Becky Tuch ’s fiction has been awarded prizes from Briar Cliff Review, Glimmer Train, Moment Magazine, and a literature fellowship from The MacDowell Colony. Her fiction and nonfiction have appeared in Barrelhouse, Day One, Hobart, Literary Mama, Salt Hill, Salon, Virginia Quarterly Review online, and in Sundress Press’s 2017 Best of the Net Anthology. She is the Founding Editor of The Review Review. Find her at

Jason Villemez teaches creative writing at Boston University, where he received an MFA in 2016. Before graduate school he worked as a journalist for the PBS NewsHour and Philadelphia Gay News. He is currently at work on a short story collection about LGBT people. He lives in Philadelphia with his husband.

Kerri Webster is the author of three books of poetry: The Trailhead (Wesleyan, 2018), Grand & Arsenal (Iowa, 2012), and We Do Not Eat Our Hearts Alone(Georgia, 2005). Poems have appeared in dozens of literary magazines, including the Boston Review, Poetry, Kenyon Review, Los Angeles Review, and Denver Quarterly.

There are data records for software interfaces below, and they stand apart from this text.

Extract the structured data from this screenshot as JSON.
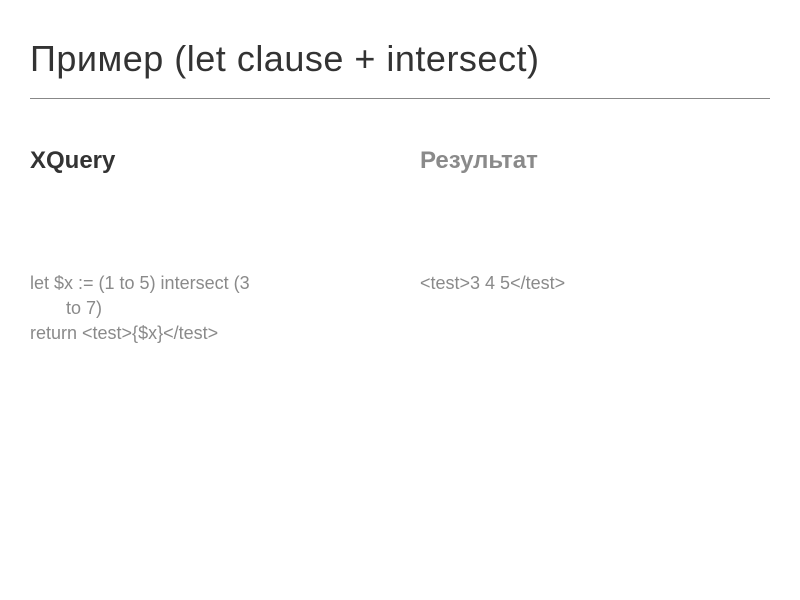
{
  "slide": {
    "title": "Пример (let clause + intersect)"
  },
  "left": {
    "heading": "XQuery",
    "code": {
      "line1": "let $x := (1 to 5) intersect (3",
      "line2": "to 7)",
      "line3": "return <test>{$x}</test>"
    }
  },
  "right": {
    "heading": "Результат",
    "output": "<test>3 4 5</test>"
  }
}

She received her MFA from Indiana University. The recipient of a Whiting Award and the Lucille Medwick Award from the Poetry Society of America, Webster teaches in the MFA program at Boise State.

Carolyne Wright’s new book is This Dream the World: New & Selected Poems(Lost Horse Press, 2017), whose title poem received a Pushcart Prize and was included in The Best American Poetry 2009. Her ground-breaking anthology, Raising Lilly Ledbetter: Women Poets Occupy the Workspace(Lost Horse, 2015), received ten Pushcart Prize nominations and was a finalist in the Foreword Review’s Book of the Year Awards. Author of nine previous books and chapbooks of poetry, five volumes of poetry in translation from Spanish and Bengali, and a book of essays, she teaches for Richard Hugo House and for national and international literary conferences and festivals. A Contributing Editor for the Pushcart Prizes and a Senior Editor for Lost Horse Press, Wright lived in Chile and traveled in Brazil on a Fulbright Grant during the presidency of Salvador Allende. She has received grants from the NEA, 4Culture, and Seattle’s Office of Arts & Culture, and returned to Brazil in mid-2018 on an Instituto Sacatar fellowship in Bahia.